TASK INSTRUCTIONS » Bring together copies of the lines in the data below that contain the word "Copy".

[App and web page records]
-*-*-
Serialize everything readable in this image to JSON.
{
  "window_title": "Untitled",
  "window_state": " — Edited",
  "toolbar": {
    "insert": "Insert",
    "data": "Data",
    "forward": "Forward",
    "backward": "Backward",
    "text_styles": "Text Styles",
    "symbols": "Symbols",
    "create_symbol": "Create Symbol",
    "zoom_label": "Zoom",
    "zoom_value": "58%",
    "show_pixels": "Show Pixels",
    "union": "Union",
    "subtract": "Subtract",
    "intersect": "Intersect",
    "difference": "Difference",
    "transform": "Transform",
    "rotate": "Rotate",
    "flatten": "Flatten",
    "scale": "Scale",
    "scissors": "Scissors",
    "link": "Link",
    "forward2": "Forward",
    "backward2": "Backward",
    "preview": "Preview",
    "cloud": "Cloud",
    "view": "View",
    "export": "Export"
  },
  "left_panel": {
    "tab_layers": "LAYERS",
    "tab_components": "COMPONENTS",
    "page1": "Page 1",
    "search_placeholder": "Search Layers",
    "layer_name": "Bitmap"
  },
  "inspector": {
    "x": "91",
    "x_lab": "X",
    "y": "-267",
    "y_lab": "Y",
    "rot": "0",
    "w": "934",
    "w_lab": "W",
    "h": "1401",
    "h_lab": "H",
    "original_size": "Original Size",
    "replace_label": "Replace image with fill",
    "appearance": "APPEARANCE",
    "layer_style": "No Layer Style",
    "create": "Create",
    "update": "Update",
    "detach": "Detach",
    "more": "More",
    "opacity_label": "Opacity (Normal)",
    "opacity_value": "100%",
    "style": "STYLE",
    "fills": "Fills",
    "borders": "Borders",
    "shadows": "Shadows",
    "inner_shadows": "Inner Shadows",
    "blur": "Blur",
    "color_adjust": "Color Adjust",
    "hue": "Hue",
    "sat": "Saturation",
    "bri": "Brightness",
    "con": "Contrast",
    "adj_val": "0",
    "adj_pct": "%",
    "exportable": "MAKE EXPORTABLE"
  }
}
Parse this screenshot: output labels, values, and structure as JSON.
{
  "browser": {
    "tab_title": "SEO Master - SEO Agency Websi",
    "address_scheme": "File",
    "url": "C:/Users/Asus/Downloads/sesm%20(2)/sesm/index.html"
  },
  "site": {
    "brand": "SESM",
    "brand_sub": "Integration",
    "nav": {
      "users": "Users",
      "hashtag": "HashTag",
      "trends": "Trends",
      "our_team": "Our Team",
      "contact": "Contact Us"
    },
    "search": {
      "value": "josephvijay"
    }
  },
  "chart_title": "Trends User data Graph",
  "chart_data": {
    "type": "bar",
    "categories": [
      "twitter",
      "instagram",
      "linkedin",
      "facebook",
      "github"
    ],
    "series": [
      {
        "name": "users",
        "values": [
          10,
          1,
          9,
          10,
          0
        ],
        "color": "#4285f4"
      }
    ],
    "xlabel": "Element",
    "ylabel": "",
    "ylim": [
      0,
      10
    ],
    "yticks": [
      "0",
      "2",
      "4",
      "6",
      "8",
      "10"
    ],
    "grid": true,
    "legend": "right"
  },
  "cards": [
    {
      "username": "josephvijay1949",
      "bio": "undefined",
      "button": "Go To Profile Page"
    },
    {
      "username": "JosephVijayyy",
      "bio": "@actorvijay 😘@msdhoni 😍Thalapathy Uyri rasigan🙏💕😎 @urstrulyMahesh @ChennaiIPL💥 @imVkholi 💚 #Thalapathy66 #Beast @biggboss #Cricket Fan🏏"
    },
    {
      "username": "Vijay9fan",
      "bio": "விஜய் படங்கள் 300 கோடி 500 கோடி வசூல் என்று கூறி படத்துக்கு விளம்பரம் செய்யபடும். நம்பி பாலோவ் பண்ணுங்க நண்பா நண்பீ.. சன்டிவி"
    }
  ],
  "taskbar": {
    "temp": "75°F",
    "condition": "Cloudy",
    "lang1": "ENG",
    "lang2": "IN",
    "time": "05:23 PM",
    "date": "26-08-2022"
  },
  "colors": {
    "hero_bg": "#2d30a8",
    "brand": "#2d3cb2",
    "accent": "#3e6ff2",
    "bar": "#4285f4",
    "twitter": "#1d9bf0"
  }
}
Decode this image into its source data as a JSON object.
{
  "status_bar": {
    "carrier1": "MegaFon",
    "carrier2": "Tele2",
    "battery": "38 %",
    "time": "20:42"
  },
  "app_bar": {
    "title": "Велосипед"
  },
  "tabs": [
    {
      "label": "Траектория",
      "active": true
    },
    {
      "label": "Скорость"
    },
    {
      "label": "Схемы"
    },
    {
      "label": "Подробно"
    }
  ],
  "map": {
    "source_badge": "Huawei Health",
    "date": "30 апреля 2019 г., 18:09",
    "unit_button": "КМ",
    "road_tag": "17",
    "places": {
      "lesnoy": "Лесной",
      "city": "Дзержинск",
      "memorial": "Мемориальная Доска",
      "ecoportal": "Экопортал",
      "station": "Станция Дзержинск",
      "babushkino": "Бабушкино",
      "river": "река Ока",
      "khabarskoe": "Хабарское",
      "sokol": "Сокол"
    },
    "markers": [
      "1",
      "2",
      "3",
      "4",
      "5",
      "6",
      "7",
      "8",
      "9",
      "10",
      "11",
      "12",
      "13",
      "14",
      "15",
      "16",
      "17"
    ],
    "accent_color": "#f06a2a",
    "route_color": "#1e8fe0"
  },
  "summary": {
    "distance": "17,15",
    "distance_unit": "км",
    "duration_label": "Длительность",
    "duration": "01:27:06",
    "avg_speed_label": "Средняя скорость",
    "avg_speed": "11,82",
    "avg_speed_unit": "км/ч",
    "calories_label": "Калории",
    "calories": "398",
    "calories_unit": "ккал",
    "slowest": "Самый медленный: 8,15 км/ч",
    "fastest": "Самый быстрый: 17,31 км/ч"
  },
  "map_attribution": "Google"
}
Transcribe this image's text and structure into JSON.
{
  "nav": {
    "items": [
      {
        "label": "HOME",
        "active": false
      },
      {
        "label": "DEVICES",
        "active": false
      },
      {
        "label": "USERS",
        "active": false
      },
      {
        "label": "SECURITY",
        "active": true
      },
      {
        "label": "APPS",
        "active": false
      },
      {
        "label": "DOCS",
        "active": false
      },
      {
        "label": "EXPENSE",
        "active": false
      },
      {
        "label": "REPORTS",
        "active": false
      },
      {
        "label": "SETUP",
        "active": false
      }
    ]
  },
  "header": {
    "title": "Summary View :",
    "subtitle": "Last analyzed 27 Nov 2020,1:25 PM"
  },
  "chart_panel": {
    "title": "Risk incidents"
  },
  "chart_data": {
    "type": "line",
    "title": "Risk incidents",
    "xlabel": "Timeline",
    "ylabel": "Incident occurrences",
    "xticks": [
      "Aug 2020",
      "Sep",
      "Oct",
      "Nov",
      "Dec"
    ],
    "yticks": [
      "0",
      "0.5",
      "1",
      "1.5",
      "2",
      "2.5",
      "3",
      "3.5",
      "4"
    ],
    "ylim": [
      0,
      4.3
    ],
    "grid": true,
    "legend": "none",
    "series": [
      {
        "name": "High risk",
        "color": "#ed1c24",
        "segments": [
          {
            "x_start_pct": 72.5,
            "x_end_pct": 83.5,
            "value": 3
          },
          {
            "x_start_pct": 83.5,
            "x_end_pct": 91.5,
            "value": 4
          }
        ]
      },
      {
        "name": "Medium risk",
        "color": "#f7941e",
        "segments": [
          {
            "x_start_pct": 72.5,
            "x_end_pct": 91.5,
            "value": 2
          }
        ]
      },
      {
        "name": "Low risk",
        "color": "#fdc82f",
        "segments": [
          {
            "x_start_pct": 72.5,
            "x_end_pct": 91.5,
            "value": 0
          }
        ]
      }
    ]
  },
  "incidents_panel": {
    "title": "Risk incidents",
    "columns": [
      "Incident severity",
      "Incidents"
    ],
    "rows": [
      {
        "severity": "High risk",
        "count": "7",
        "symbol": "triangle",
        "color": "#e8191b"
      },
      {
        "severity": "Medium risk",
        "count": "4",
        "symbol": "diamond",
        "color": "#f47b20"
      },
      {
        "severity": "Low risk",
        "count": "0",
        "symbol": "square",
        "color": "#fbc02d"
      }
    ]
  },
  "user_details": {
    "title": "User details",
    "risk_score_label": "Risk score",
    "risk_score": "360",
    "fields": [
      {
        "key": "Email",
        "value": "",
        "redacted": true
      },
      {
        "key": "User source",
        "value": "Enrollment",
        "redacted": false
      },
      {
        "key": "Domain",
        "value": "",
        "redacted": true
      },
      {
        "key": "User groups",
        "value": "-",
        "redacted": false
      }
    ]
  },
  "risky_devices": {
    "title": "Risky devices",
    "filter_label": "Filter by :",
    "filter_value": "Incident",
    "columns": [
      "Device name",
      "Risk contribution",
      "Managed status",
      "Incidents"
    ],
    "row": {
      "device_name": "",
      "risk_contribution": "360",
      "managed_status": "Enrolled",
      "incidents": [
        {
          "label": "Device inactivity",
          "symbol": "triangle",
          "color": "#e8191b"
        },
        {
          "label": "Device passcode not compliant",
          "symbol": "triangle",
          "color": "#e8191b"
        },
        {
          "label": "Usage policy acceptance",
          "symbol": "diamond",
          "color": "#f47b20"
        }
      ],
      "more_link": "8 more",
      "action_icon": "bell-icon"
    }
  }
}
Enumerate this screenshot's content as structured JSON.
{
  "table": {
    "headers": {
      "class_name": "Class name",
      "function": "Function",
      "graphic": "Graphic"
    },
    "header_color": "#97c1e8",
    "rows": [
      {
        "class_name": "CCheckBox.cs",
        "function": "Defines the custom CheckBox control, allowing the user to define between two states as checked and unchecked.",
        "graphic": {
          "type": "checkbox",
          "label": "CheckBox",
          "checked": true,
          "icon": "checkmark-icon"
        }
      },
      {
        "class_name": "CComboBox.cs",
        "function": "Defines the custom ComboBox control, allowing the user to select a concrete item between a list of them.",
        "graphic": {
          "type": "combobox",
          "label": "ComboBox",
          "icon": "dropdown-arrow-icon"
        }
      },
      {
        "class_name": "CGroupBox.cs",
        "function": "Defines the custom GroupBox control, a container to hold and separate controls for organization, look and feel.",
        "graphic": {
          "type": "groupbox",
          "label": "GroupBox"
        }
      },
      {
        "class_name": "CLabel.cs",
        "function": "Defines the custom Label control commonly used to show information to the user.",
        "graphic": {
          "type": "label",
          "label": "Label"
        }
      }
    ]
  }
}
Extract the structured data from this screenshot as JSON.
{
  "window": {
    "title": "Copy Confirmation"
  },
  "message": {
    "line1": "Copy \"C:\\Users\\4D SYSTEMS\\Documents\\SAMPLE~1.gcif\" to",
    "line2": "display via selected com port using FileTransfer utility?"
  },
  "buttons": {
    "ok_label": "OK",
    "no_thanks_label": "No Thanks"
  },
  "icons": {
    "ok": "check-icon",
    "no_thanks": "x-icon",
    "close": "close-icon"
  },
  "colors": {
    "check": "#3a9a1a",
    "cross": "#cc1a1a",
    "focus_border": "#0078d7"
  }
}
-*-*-
YOUR RESPONSE »
    "title": "Copy Confirmation"
    "line1": "Copy \"C:\\Users\\4D SYSTEMS\\Documents\\SAMPLE~1.gcif\" to",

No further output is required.